“… My family consists of five in number: to wit: myself, my wife, Lucina aged 62 years, who is of a weakly constitution and able to do but very little towards her own support. My daughter, Lucina, whose age is 32 years, whose health is pretty good, who would not reside with me were it not for the purpose of taking care of her sister, Maria, whose age is 26 years, who has been sick for more than two years past and is wholly unable to contribute to her own support and my daughter Lorain who is 17 years old in pretty good health and able to contribute considerably toward her own support.”  - Noah Agard’s Revolutionary War Pension Application, 1820.[ii] 

Noah Agard died on 26 July 1840. His wife Lucina (Jones) Agard died in 1841. They are buried in the Agard Cemetery (aka North Settlement Cemetery), Catherine, New York.

[i] Frederick Browning Agard, Agards in America, New Orleans, Polyanthos, 1976, 19. Also, Agard Family Bible, Family Record pages, in possession of Mary Nunn Maki.

[ii] “Revolutionary War Pension and Bounty-Land Warrant Application Files, 1800-1900,” (] entry for Noah Agard, Original data: Revolutionary War Pension and Bounty-Land Warrant Application Files (NARA M804, 2,670 rolls). Records of the Department of Veterans Affairs, Record Group 15, National Archives, Washington, D.C.

1 comment:

  1. So Noah began his pension application process exactly 200 years ago this month.
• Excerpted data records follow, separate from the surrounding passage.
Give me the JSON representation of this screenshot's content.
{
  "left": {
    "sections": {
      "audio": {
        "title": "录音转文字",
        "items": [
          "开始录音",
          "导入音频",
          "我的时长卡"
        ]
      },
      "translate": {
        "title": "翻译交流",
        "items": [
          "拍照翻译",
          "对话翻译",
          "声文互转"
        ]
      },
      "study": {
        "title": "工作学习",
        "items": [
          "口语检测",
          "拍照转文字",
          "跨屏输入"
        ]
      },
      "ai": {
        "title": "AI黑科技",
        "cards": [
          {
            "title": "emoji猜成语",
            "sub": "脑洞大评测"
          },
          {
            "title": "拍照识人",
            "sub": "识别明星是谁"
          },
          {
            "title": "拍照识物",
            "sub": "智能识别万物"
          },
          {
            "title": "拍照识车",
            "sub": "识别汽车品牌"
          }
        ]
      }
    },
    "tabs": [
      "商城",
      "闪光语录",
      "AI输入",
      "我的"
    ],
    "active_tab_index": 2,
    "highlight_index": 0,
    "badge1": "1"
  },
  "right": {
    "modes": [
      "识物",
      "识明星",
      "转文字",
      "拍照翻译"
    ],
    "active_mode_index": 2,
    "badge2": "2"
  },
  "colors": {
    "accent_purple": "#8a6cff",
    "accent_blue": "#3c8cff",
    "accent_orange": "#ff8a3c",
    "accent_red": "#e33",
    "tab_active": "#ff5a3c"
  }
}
What a full life this man had, making history as a young man and then caring for his family despite physical ailments resulting from his service.